The recommendation came to the committee and the committee in its majority--which means the government, because the only way to get a majority on a committee now is to have the government on side--rejected this and put a recommendation in the majority report which said that as an alternative, all parties should submit to and pay to have a compliance audit done.

Keep in mind the $1.7 million that Elections Canada spent on the in-and-out controversy where the government ultimately, after having dragged its heels and having gone through every legal means to slow the procedure, in the end pleaded guilty, gave the money back and altered the returns. Do people recall the images on TV of the raid and all the boxes being hauled out by the RCMP? All of that and that whole $1.7 million had to be spent in part because the Chief Electoral Officer did not have the ability to put on a single piece of paper or in an email the documents he would like to see to satisfy himself that the Conservatives were in compliance. That is what we are talking about.

Over the last week or so, as this issue has started to permeate Canadians' awareness given all that is going on in the world, we are at the point where the official opposition, in order to deal with this issue directly and to deal with some of the matters surrounding the robocall scandal, has brought forward this motion which has three components. The other two components are to ensure that any firm doing telecommunications, meaning doing the robocalling, has to register and its clients have to be registered.

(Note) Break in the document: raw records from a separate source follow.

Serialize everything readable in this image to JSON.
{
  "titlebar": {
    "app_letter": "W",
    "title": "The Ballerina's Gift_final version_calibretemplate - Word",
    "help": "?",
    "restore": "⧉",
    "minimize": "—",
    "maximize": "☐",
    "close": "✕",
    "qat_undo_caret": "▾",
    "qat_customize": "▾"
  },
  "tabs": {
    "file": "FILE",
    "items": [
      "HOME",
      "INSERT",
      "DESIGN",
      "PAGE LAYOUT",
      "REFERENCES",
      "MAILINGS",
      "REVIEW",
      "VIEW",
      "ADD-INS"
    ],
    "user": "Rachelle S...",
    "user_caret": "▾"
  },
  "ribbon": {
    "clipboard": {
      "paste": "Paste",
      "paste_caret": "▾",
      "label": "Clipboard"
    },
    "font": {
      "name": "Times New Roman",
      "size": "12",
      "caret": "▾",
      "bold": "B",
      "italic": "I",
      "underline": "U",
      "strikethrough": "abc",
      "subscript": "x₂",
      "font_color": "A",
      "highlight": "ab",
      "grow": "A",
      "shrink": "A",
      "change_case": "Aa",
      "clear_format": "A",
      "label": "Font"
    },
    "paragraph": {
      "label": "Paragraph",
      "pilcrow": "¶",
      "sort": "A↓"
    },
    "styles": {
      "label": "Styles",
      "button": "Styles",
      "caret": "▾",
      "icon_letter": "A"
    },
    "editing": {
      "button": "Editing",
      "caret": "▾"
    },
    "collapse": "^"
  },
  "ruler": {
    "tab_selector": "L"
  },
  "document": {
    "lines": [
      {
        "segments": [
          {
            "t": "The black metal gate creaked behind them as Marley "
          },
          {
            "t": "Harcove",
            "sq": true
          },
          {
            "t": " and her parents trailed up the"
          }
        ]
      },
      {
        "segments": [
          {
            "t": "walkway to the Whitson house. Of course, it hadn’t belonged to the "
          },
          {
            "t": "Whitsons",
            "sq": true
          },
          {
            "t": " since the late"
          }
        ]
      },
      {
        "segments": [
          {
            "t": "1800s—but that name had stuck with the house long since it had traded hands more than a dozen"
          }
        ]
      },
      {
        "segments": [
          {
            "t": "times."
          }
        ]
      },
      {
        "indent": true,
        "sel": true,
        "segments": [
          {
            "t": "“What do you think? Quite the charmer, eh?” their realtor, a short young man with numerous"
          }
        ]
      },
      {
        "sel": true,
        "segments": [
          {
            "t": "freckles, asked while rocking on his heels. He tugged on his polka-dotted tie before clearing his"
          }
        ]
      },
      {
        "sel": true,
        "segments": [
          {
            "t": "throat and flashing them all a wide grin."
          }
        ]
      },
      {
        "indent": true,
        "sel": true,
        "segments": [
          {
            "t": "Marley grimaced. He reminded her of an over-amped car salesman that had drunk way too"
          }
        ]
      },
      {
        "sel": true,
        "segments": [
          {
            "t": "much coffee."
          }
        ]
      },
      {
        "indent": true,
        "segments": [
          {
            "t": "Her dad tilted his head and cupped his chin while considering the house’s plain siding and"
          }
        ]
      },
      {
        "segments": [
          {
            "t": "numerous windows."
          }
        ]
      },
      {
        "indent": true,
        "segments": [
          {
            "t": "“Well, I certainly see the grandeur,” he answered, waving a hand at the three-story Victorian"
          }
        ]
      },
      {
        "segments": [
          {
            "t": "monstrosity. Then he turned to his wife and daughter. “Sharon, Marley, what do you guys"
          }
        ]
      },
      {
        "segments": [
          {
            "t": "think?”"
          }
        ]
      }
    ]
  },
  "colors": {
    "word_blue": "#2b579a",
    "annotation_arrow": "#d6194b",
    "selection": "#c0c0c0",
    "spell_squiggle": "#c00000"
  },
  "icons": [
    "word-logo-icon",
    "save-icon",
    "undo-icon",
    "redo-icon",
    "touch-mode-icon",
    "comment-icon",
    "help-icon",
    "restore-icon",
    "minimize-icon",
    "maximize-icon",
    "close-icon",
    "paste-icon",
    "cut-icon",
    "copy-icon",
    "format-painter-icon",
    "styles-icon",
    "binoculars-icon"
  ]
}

Those simple acts alone would go a long way to answering the questions that are currently swirling around the robocall scandal. Who authorized it? Who paid for it? Who actually did it? Where did the scripts come from? There is a whole host of questions to which we do not have answers. The government says it is going to comply with any documentary requests. I guess that suggests maybe this law is not needed. We take the government at its word, but it does not have a great track record of keeping its word, quite frankly, but we will see.

Nonetheless, we believe that this should be in place. I might add that later on there will be an amendment proposed. Of course, the mover of the motion has to agree to any amendments and I will agree to one which would give effect to the law for the Chief Electoral Officer not only for future elections, but on any current file that is in front of the Chief Electoral Officer.

At the end of the day, what is at risk is the respect of our democracy not just around the world, but more importantly, by Canadians. We believe that passing this motion and ordering that the government comply with bringing forward this legislation would go a long way to returning the faith Canadians want to have in their electoral system. I look forward to this motion I hope passing unanimously and having the full force of Parliament to send a message to Canadians that Parliament demands and will ensure clean, fair elections.